### What is expected
Using the records provided below, locate and copy each line that contains the word "documents".

[Web page and app entries]

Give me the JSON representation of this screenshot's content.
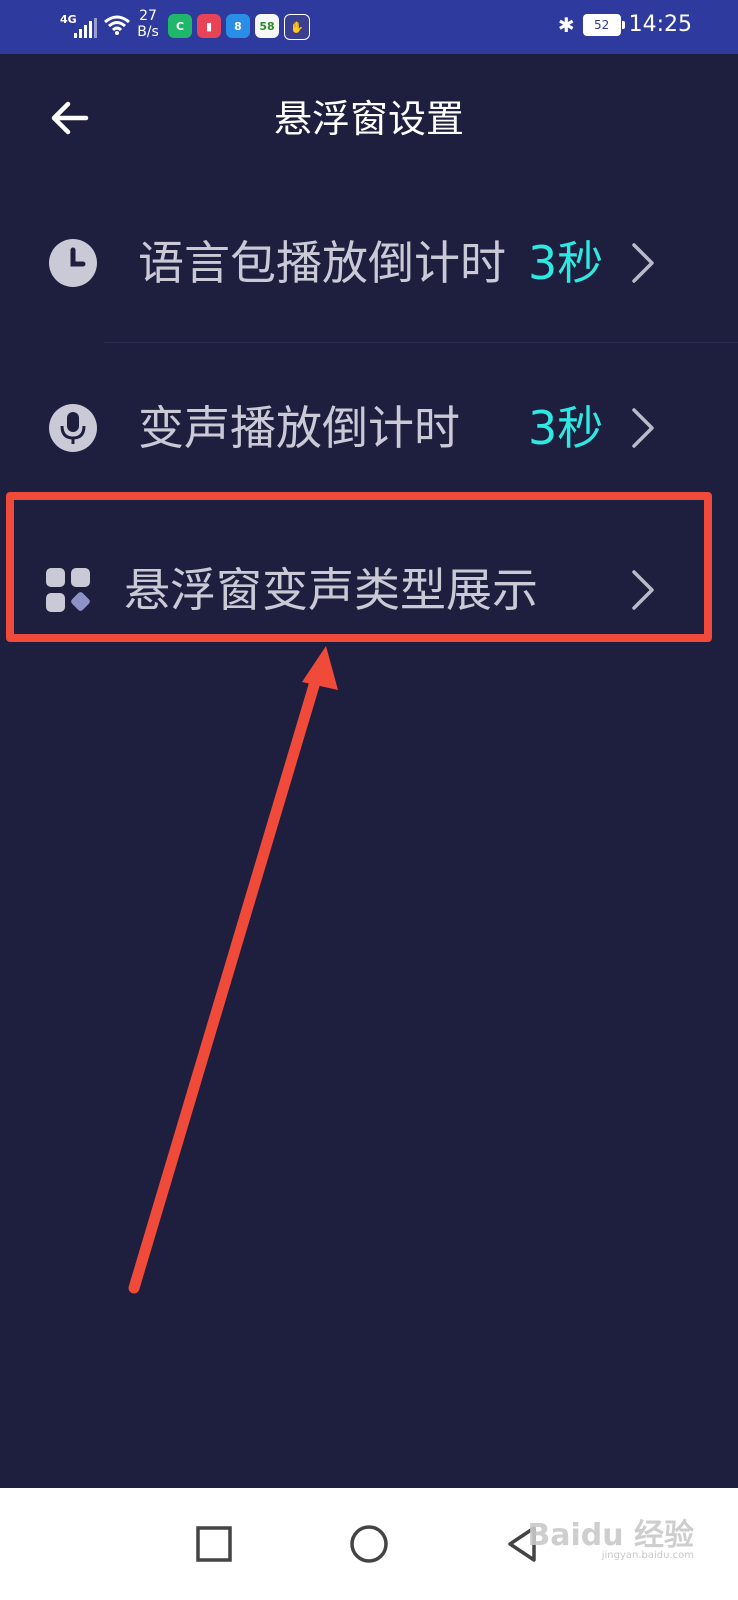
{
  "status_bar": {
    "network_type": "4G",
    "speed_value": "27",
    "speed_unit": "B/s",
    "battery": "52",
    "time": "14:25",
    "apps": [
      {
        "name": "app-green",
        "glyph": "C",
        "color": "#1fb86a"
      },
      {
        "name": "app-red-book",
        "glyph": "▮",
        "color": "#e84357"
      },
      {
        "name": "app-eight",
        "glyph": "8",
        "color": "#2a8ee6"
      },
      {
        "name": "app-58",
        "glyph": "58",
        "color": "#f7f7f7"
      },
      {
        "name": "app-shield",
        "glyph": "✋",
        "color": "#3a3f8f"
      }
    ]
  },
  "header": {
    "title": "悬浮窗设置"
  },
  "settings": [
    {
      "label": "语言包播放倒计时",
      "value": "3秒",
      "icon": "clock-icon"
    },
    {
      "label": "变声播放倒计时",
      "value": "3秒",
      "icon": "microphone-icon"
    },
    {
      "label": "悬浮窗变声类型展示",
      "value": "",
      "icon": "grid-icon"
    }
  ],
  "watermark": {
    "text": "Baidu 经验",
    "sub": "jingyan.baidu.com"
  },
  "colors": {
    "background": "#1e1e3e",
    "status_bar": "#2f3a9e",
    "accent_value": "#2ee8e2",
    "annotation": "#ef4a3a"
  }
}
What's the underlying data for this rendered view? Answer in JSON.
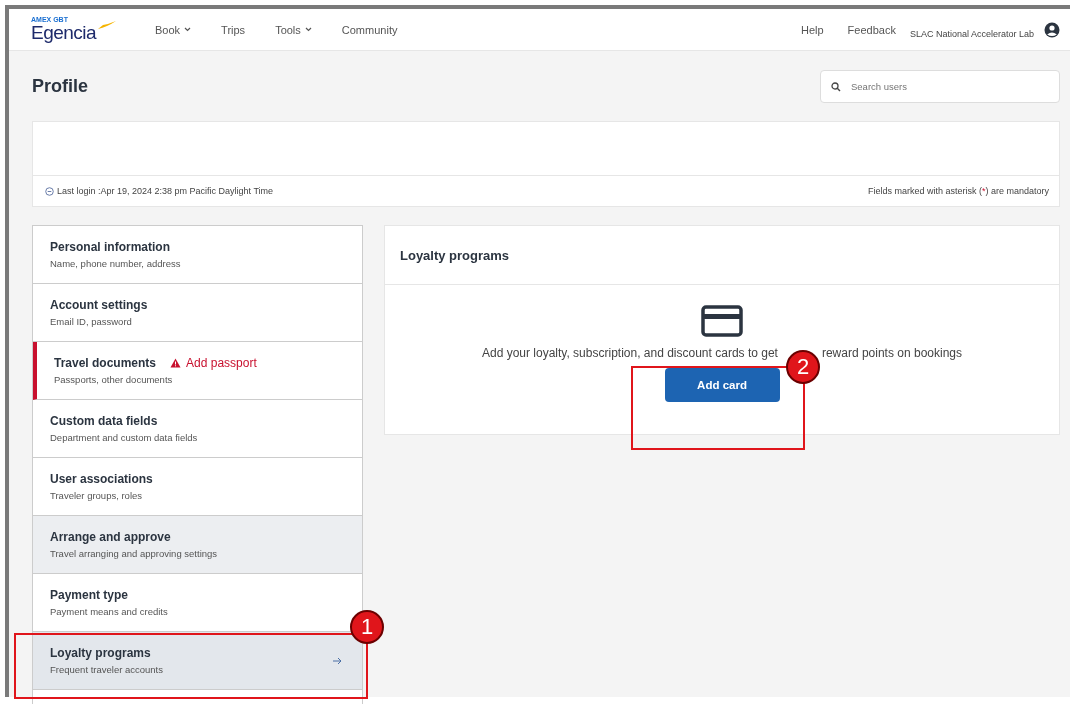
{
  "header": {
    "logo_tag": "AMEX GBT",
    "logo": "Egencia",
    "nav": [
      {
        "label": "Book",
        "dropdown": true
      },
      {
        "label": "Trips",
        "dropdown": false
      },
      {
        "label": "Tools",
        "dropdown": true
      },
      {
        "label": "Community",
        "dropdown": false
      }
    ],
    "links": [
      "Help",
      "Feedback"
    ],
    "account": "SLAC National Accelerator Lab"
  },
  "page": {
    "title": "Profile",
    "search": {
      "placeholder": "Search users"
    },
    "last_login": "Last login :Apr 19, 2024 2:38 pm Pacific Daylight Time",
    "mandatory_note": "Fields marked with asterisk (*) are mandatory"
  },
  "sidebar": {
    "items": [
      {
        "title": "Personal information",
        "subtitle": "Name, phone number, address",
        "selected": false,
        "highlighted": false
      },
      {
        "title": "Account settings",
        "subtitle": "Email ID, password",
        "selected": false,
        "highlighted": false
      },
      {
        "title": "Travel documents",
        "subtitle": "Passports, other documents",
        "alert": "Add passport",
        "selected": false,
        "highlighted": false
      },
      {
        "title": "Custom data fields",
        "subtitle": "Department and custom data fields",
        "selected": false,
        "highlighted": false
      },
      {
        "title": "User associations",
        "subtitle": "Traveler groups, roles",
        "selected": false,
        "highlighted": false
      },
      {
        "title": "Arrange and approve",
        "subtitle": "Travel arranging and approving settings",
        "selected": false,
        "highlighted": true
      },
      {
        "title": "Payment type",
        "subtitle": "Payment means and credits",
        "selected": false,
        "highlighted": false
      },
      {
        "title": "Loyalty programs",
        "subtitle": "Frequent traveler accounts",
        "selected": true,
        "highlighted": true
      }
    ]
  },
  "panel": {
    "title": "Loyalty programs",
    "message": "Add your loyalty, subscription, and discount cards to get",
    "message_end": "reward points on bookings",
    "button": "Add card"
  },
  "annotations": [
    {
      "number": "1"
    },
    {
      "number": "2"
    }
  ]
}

### Exercise output
        "title": "Travel documents",
        "subtitle": "Passports, other documents",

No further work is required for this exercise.